Want to take your business abroad? No problem. ✈️ OpenPhone offers unlimited phone calls, SMS, and MMS to anywhere in U.S. and Canada. You can access local phone numbers for both of these countries — as well as toll-free numbers — no matter where you’re located. As long as you have Wi-Fi, you’re all set. And unlike Google Voice, which only allows international users on Premier plans, OpenPhone allows you to add any team members to your phone lines. 

Stellar customer support

Our customers rave about our service, so we’ll let them do the talking. Here’s what users have to say about OpenPhone:

“The OpenPhone customer service is incredible and they’ve always helped me quickly and with sincerity whenever I had any questions.” (Review from G2)

“The team ships new features consistently and is always quick to respond with customer support when I have questions. The team is really good about talking with their users to get insight about what is working, and what could be improved with the product. They are open to feedback and take it into account when building out new iterations of the product.” (Review from Capterra)

Business-friendly pricing

OpenPhone starts at $10 per user per month, with no hidden fees unlike Google Voice. You can choose from three plans, including one that’s highly customizable, so your VoIP service can scale with you.

  • Standard: $10 per user per month
  • Premium: $25 per user per month
  • Enterprise: Custom pricing based on your needs

All plans include desktop, browser, and mobile apps. 😎

Get started with OpenPhone, the clear winner

Comparing Ooma vs Google Voice is like comparing Cinderella’s stepsisters, when we all know there’s only one princess that can fit the glass slipper. 👑 The only winner we can crown is OpenPhone — a VoIP service that offers all of the perks you need, without the major drawbacks of Ooma and Google Voice.

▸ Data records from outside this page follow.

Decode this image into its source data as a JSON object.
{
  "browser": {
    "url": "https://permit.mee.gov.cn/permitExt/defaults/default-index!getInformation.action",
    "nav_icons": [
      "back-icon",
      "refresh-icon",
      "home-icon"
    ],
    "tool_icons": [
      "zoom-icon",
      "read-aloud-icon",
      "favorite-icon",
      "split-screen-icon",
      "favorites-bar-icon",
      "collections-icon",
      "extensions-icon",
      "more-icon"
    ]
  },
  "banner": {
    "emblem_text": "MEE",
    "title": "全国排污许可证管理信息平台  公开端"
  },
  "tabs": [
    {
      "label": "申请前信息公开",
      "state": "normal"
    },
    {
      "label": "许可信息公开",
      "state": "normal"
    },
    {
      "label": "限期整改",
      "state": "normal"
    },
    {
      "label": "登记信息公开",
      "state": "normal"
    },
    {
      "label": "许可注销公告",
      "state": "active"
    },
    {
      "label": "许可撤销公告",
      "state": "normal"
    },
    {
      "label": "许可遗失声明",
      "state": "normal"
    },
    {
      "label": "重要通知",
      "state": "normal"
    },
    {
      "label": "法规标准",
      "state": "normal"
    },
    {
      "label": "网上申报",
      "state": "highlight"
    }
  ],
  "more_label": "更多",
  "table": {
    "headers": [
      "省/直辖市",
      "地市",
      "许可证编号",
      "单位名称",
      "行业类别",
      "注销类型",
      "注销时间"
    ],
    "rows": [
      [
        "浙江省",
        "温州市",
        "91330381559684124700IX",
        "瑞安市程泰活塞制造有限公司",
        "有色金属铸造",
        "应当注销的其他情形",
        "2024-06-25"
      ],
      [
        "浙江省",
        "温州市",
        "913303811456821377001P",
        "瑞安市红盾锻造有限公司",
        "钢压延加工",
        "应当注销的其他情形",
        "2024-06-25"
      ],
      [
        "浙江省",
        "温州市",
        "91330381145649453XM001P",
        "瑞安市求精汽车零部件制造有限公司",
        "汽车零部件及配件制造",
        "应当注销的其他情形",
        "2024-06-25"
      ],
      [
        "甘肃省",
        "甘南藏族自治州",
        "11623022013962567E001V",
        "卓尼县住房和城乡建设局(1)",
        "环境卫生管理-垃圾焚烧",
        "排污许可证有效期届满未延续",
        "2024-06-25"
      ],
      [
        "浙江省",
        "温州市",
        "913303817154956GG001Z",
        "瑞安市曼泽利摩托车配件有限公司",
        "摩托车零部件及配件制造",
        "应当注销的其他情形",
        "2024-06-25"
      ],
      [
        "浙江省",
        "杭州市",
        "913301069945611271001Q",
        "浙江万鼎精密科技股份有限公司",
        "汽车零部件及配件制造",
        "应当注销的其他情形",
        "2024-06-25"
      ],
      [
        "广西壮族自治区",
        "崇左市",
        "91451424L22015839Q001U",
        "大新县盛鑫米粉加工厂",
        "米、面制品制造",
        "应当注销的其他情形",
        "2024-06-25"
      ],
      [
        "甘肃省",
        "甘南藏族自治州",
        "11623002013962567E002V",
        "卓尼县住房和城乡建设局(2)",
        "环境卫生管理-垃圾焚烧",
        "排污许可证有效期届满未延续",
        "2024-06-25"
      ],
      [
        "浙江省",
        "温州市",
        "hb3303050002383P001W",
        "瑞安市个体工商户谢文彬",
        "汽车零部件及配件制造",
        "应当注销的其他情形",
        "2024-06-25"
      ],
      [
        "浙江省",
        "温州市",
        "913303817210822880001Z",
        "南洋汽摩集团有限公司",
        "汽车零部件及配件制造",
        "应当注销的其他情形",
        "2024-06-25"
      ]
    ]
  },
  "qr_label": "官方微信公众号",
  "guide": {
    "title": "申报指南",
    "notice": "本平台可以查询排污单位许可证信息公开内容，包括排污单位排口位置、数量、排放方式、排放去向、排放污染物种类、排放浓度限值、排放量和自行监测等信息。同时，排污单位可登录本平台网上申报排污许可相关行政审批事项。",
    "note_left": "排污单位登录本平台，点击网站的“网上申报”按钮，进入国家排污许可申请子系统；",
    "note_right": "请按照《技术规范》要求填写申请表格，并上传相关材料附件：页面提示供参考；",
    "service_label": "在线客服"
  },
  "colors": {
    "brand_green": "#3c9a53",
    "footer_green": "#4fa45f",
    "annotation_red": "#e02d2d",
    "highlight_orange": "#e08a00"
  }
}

OpenPhone offers more helpful advanced features than Ooma and Google Voice, as well as strong international calling features, for a lower price. And if you’re ever stuck, our support team is here to help. Get a free trial of OpenPhone to try out the better alternative.


Emily is a freelance business and marketing writer based in the desert, though her writing is anything but dry. Her passion is writing compelling, human-friendly content that helps growing businesses perform better.

Your business phone, reimagined.

Delightful and powerful business phone for professionals, teams, and companies.

Write A Comment